Mr. Krammer’s Music Page
Worksheets and other resources

Lincoln Middle School
Theory Worksheets
Elements of Music Terminology

Mr. R.J. Maglocci Jr. – International Music Instructor
Band Worksheets

Jeff Waggoner – Waggoner Music Publishing
Rhythm Teaching Sheets for Concert Band

James Workman Middle School
Music Theory Review & Tests

Shed The Music
Rhythm Worksheets

Commercially Available Resources

Breezin’ Thru® Composing
Interactive compositions lessons app

Breezin’ Thru® Theory
Free Sign-Up

JW Pepper
Music Listening Assignments

Sight Reading Factory
Sight Reading and Sight Singing Practice

Stepwise Publications
Free Worksheets for Band

Teachers Pay Teachers
Online marketplace for original educational resources
Browse material for concert band

Rhythm Exercises

Teaching students how to read musical notation includes learning how to read and perform various rhythms.  Much can be gained by having students work on recognizing rhythmic patterns and basic subdivisions as when students have a good understanding and feel for various rhythmic elements they not only become better music sight-readers, they also improve their overall technique.  Typically when students experience difficulty with technical issues in learning their music it is usually because of rhythmic inaccuracy. 

These exercises are designed to include a variety of basic time signatures and rhythmic subdivisions of increasing difficulty.  A few minutes of working on reading and performing these exercises every class, with or without instruments (clapping, humming, sizzling, singing, etc), will pay dividends.  Work on them at a variety of tempos with a metronome.
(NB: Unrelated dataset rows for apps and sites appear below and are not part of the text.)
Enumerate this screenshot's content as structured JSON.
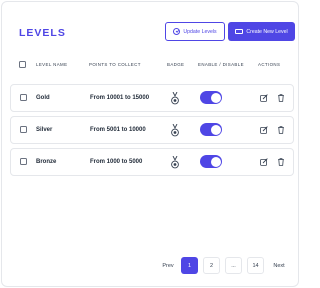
{
  "header": {
    "title": "LEVELS",
    "update_label": "Update Levels",
    "create_label": "Create New Level"
  },
  "table": {
    "columns": [
      "LEVEL NAME",
      "POINTS TO COLLECT",
      "BADGE",
      "ENABLE / DISABLE",
      "ACTIONS"
    ],
    "rows": [
      {
        "name": "Gold",
        "points": "From 10001 to 15000",
        "enabled": true
      },
      {
        "name": "Silver",
        "points": "From 5001 to 10000",
        "enabled": true
      },
      {
        "name": "Bronze",
        "points": "From 1000 to 5000",
        "enabled": true
      }
    ]
  },
  "pagination": {
    "prev": "Prev",
    "pages": [
      "1",
      "2",
      "...",
      "14"
    ],
    "current": "1",
    "next": "Next"
  },
  "colors": {
    "accent": "#4f46e5"
  },
  "icons": {
    "update": "check-circle-icon",
    "create": "layers-icon",
    "badge": "medal-icon",
    "edit": "edit-icon",
    "delete": "trash-icon"
  }
}
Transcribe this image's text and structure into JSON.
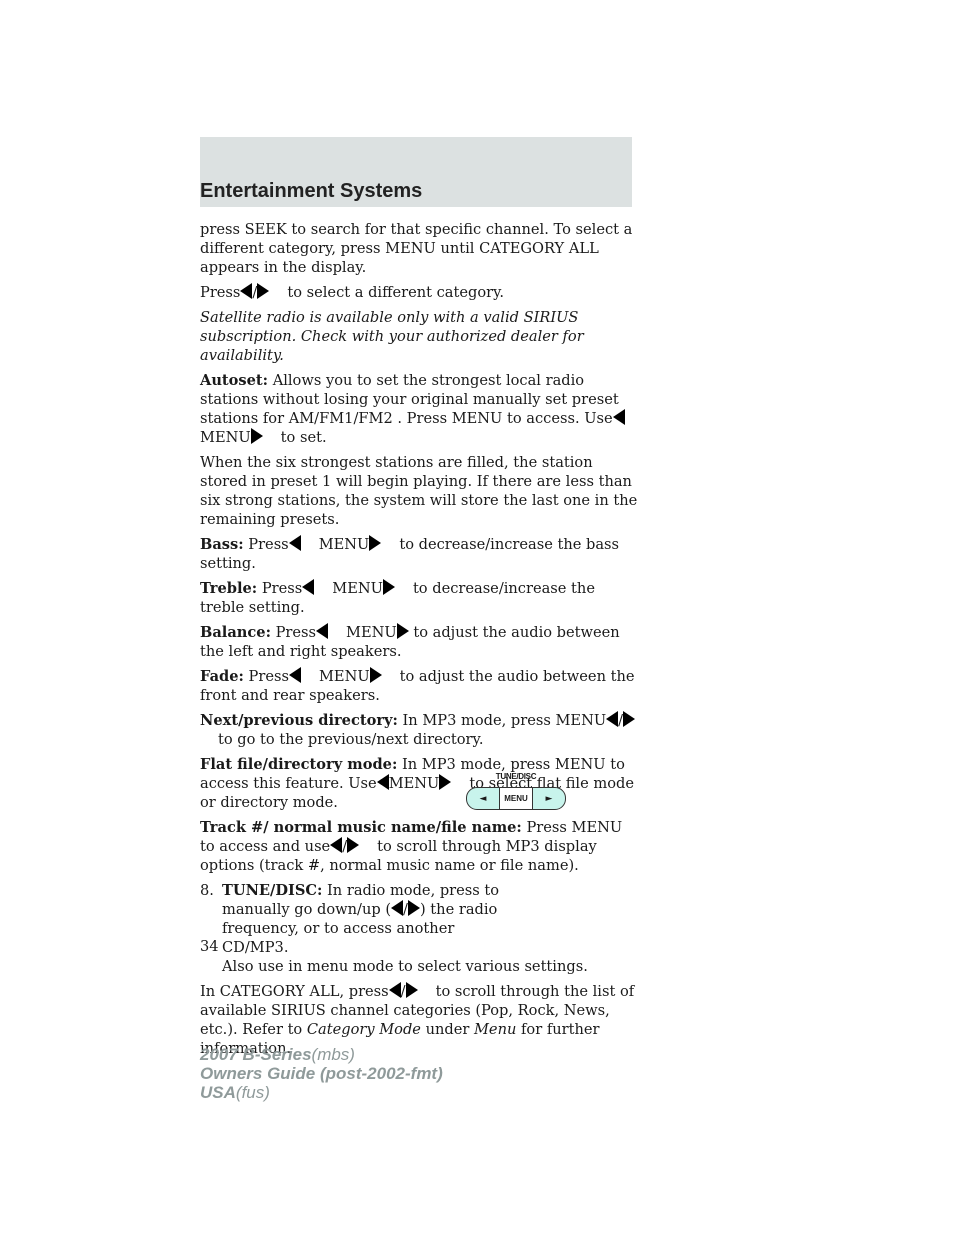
{
  "header": {
    "title": "Entertainment Systems"
  },
  "content": {
    "p1": "press SEEK to search for that specific channel. To select a different category, press MENU until CATEGORY ALL appears in the display.",
    "p2_pre": "Press",
    "p2_slash": "/",
    "p2_post": "to select a different category.",
    "note": "Satellite radio is available only with a valid SIRIUS subscription. Check with your authorized dealer for availability.",
    "autoset_label": "Autoset:",
    "autoset_text1": "Allows you to set the strongest local radio stations without losing your original manually set preset stations for AM/FM1/FM2 . Press MENU to access. Use",
    "menu": "MENU",
    "autoset_text2": "to set.",
    "p_six": "When the six strongest stations are filled, the station stored in preset 1 will begin playing. If there are less than six strong stations, the system will store the last one in the remaining presets.",
    "bass_label": "Bass:",
    "press": "Press",
    "bass_text": "to decrease/increase the bass setting.",
    "treble_label": "Treble:",
    "treble_text": "to decrease/increase the treble setting.",
    "balance_label": "Balance:",
    "balance_text": "to adjust the audio between the left and right speakers.",
    "fade_label": "Fade:",
    "fade_text": "to adjust the audio between the front and rear speakers.",
    "nextprev_label": "Next/previous directory:",
    "nextprev_pre": "In MP3 mode, press MENU",
    "nextprev_post": "to go to the previous/next directory.",
    "flat_label": "Flat file/directory mode:",
    "flat_pre": "In MP3 mode, press MENU to access this feature. Use",
    "flat_post": "to select flat file mode or directory mode.",
    "track_label": "Track #/ normal music name/file name:",
    "track_pre": "Press MENU to access and use",
    "track_post": "to scroll through MP3 display options (track #, normal music name or file name).",
    "item8_num": "8.",
    "item8_label": "TUNE/DISC:",
    "item8_text1": "In radio mode, press to manually go down/up (",
    "item8_text2": ") the radio frequency, or to access another CD/MP3.",
    "item8_text3": "Also use in menu mode to select various settings.",
    "cat_pre": "In CATEGORY ALL, press",
    "cat_mid": "to scroll through the list of available SIRIUS channel categories (Pop, Rock, News, etc.). Refer to",
    "cat_link1": "Category Mode",
    "cat_under": "under",
    "cat_link2": "Menu",
    "cat_end": "for further information."
  },
  "diagram": {
    "label": "TUNE/DISC",
    "left": "◄",
    "center": "MENU",
    "right": "►",
    "fill_color": "#c8f4ec"
  },
  "page_number": "34",
  "footer": {
    "line1_bold": "2007 B-Series",
    "line1_light": "(mbs)",
    "line2": "Owners Guide (post-2002-fmt)",
    "line3_bold": "USA",
    "line3_light": "(fus)"
  }
}
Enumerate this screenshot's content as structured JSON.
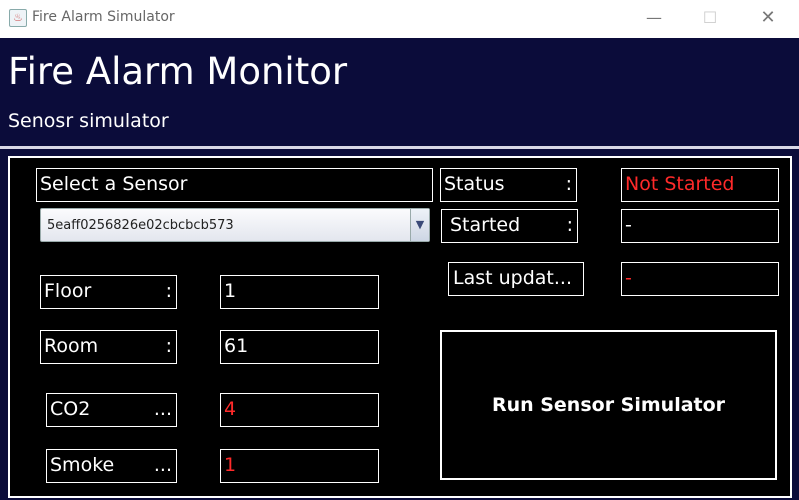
{
  "window": {
    "title": "Fire Alarm Simulator",
    "minimize": "—",
    "maximize": "☐",
    "close": "✕"
  },
  "header": {
    "title": "Fire Alarm Monitor",
    "subtitle": "Senosr simulator"
  },
  "sensor_select": {
    "label": "Select a Sensor",
    "selected": "5eaff0256826e02cbcbcb573"
  },
  "fields": {
    "floor": {
      "label": "Floor",
      "colon": ":",
      "value": "1"
    },
    "room": {
      "label": "Room",
      "colon": ":",
      "value": "61"
    },
    "co2": {
      "label": "CO2",
      "colon": "...",
      "value": "4"
    },
    "smoke": {
      "label": "Smoke",
      "colon": "...",
      "value": "1"
    }
  },
  "status": {
    "label": "Status",
    "colon": ":",
    "value": "Not Started",
    "started_label": "Started",
    "started_colon": ":",
    "started_value": "-",
    "last_update_label": "Last updat...",
    "last_update_value": "-"
  },
  "run_button": {
    "label": "Run Sensor Simulator"
  },
  "colors": {
    "header_bg": "#0b0c3a",
    "panel_bg": "#000000",
    "alert": "#ff2a2a"
  }
}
As you work on reading these rhythms, encourage your students to recognise where the rhythms land within the various time signatures.  It is more important and effective that students understand where the different rhythmic patterns land within a time signature as opposed to how long the notes are in duration. 

Having students demonstrate basic rhythmic subdivisions at various tempos prior to reading these exercises is also of tremendous value to their skill development.


Free Worksheets

Commercially Available Resources